The Harry Ransom Center community mourns the deaths of George Floyd, Ahmaud Arbery, Breonna Taylor, Tony McDade, Michael Ramos, and the countless other victims of police violence and institutional racism. We condemn in the strongest terms the police brutality and racial injustice directed toward people of color, and affirm that Black Lives Matter. [Read more…] about The most meaningful statements are actions
Q&A with Michael Ondaatje
Michael Ondaatje began his career as a poet but is best known as the author of the 1992 Booker Prize-winning novel The English Patient, which was made into a critically-acclaimed motion picture. He was born in Sri Lanka (formerly Ceylon) in 1943; he moved to Canada at age 18. [Read more…] about A nomad’s writing finds a home

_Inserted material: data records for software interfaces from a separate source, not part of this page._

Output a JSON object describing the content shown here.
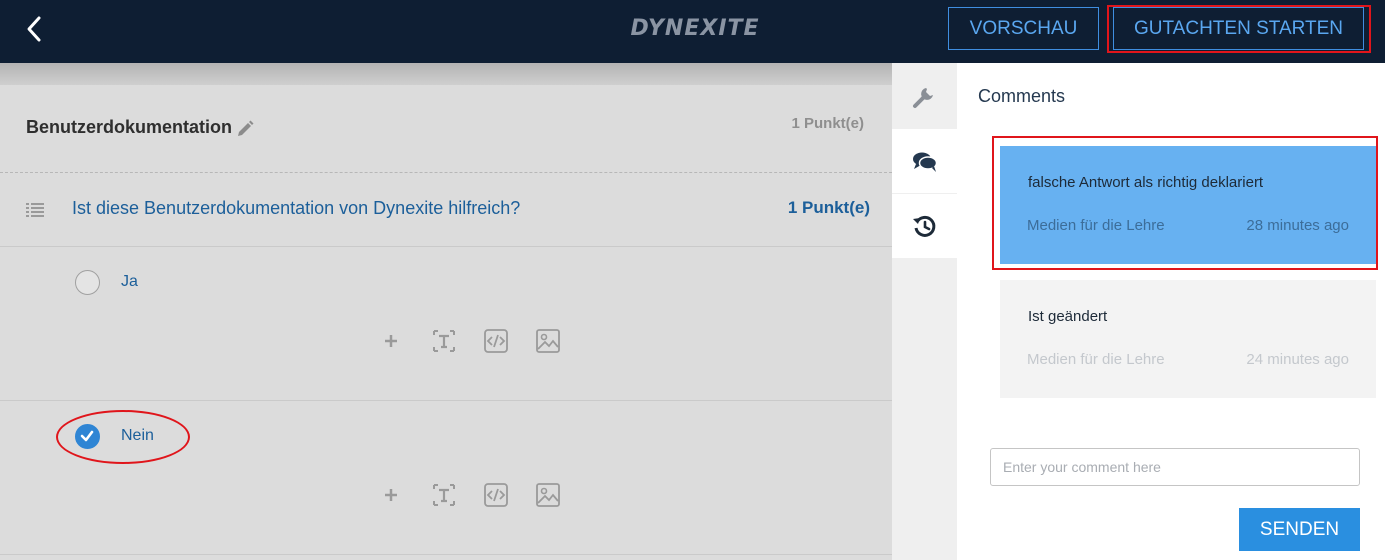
{
  "header": {
    "logo_text": "DYNEXITE",
    "preview_label": "VORSCHAU",
    "start_label": "GUTACHTEN STARTEN",
    "back_icon": "chevron-left-icon"
  },
  "task": {
    "title": "Benutzerdokumentation",
    "points": "1 Punkt(e)",
    "edit_icon": "pencil-icon"
  },
  "question": {
    "text": "Ist diese Benutzerdokumentation von Dynexite hilfreich?",
    "points": "1 Punkt(e)",
    "icon": "list-icon"
  },
  "answers": [
    {
      "label": "Ja",
      "checked": false
    },
    {
      "label": "Nein",
      "checked": true
    }
  ],
  "answer_tools": [
    "plus-icon",
    "text-icon",
    "code-icon",
    "image-icon"
  ],
  "side_tabs": [
    {
      "name": "settings",
      "icon": "wrench-icon",
      "active": false
    },
    {
      "name": "comments",
      "icon": "comments-icon",
      "active": true
    },
    {
      "name": "history",
      "icon": "history-icon",
      "active": false
    }
  ],
  "comments_panel": {
    "title": "Comments",
    "comments": [
      {
        "text": "falsche Antwort als richtig deklariert",
        "author": "Medien für die Lehre",
        "time": "28 minutes ago",
        "selected": true
      },
      {
        "text": "Ist geändert",
        "author": "Medien für die Lehre",
        "time": "24 minutes ago",
        "selected": false
      }
    ],
    "input_placeholder": "Enter your comment here",
    "send_label": "SENDEN"
  },
  "colors": {
    "header_bg": "#0e1e33",
    "accent": "#2a8fe0",
    "selected_comment": "#67b1f1",
    "annotation_red": "#e0151b",
    "question_text": "#1c5f9a"
  }
}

Stephen Enniss, Director of the Harry Ransom Center, shared his thoughts about the proposed elmination of the National Endowment for the Arts and the National Endowment for the Humanities in an opinion editorial in the Austin American-Statesman. Below is the piece that ran on March 10.

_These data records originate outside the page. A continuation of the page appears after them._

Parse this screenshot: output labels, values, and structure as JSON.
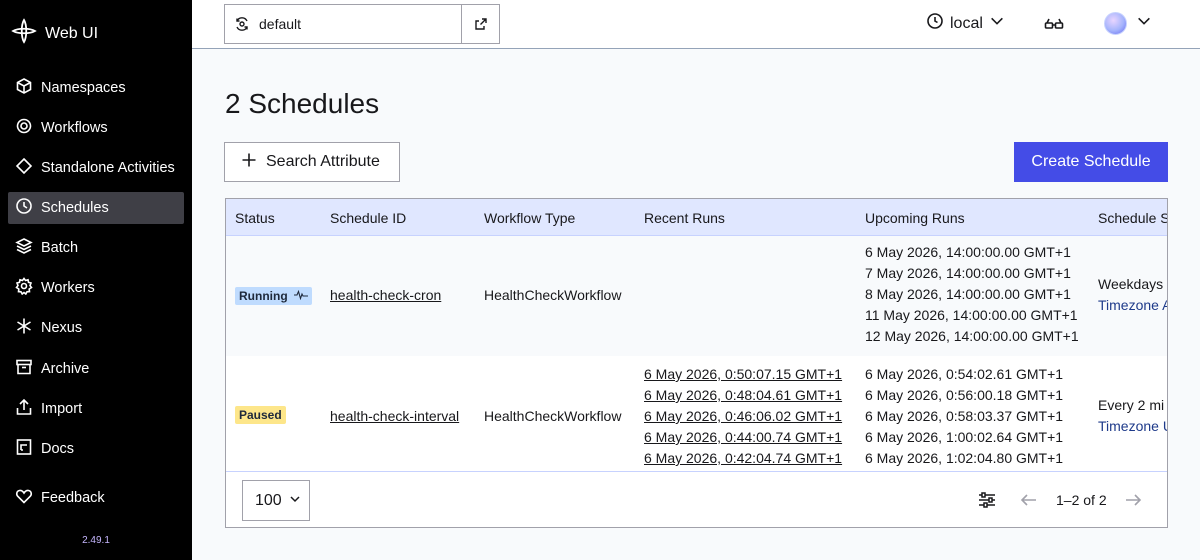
{
  "app": {
    "name": "Web UI",
    "version": "2.49.1"
  },
  "sidebar": {
    "items": [
      {
        "label": "Namespaces",
        "icon": "cube-icon"
      },
      {
        "label": "Workflows",
        "icon": "workflow-icon"
      },
      {
        "label": "Standalone Activities",
        "icon": "diamond-icon"
      },
      {
        "label": "Schedules",
        "icon": "schedule-icon",
        "active": true
      },
      {
        "label": "Batch",
        "icon": "batch-icon"
      },
      {
        "label": "Workers",
        "icon": "gear-icon"
      },
      {
        "label": "Nexus",
        "icon": "nexus-icon"
      },
      {
        "label": "Archive",
        "icon": "archive-icon"
      },
      {
        "label": "Import",
        "icon": "import-icon"
      },
      {
        "label": "Docs",
        "icon": "docs-icon"
      }
    ],
    "feedback": "Feedback"
  },
  "topbar": {
    "namespace": "default",
    "timezone": "local"
  },
  "main": {
    "title": "2 Schedules",
    "search_attribute_label": "Search Attribute",
    "create_label": "Create Schedule",
    "columns": [
      "Status",
      "Schedule ID",
      "Workflow Type",
      "Recent Runs",
      "Upcoming Runs",
      "Schedule S"
    ],
    "rows": [
      {
        "status": "Running",
        "schedule_id": "health-check-cron",
        "workflow_type": "HealthCheckWorkflow",
        "recent_runs": [],
        "upcoming_runs": [
          "6 May 2026, 14:00:00.00 GMT+1",
          "7 May 2026, 14:00:00.00 GMT+1",
          "8 May 2026, 14:00:00.00 GMT+1",
          "11 May 2026, 14:00:00.00 GMT+1",
          "12 May 2026, 14:00:00.00 GMT+1"
        ],
        "spec": "Weekdays",
        "spec_tz": "Timezone A"
      },
      {
        "status": "Paused",
        "schedule_id": "health-check-interval",
        "workflow_type": "HealthCheckWorkflow",
        "recent_runs": [
          "6 May 2026, 0:50:07.15 GMT+1",
          "6 May 2026, 0:48:04.61 GMT+1",
          "6 May 2026, 0:46:06.02 GMT+1",
          "6 May 2026, 0:44:00.74 GMT+1",
          "6 May 2026, 0:42:04.74 GMT+1"
        ],
        "upcoming_runs": [
          "6 May 2026, 0:54:02.61 GMT+1",
          "6 May 2026, 0:56:00.18 GMT+1",
          "6 May 2026, 0:58:03.37 GMT+1",
          "6 May 2026, 1:00:02.64 GMT+1",
          "6 May 2026, 1:02:04.80 GMT+1"
        ],
        "spec": "Every 2 mi",
        "spec_tz": "Timezone U"
      }
    ],
    "pagination": {
      "page_size": "100",
      "info": "1–2 of 2"
    }
  },
  "colors": {
    "accent": "#444ce7",
    "sidebar_bg": "#000000",
    "header_bg": "#e0e7ff",
    "running_badge": "#bfdbfe",
    "paused_badge": "#fde68a"
  }
}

As Kazuo Ishiguro was preparing his archive for transfer to the Harry Ransom Center, he spent weeks sifting through the papers, making notes about the manuscripts and other documents he found in it. [Read more…] about Taking note of the Kazuo Ishiguro archive
Ransom Center Director Steve Enniss elaborates on the honor of housing Gabriel García Márquez’s archive and how he envisions it reaching far beyond Austin.
Fighting back against the loss of memory Aureliano Buendía in Gabriel García Márquez’s One Hundred Years of Solitude takes up a brush and paints on the objects and creatures of his town their proper names, as if participating in a creation story. [Read more…] about Like a character in one of his own novels, Gabriel García Márquez has entered a place outside of time
El director del Ransom Center, Steve Enniss, habla sobre el honor de preservar el archivo de Gabriel García Márquez y cómo visualiza que se extenderá mucho más lejos de Austin.
Durante su lucha en contra de la pérdida de memoria, en la novela de Gabriel García Márquez Cien Años de Soledad, Aureliano Buendía toma un pincel y pinta el nombre propio de los objetos y criaturas de su pueblo, como si participara en la creación de una historia.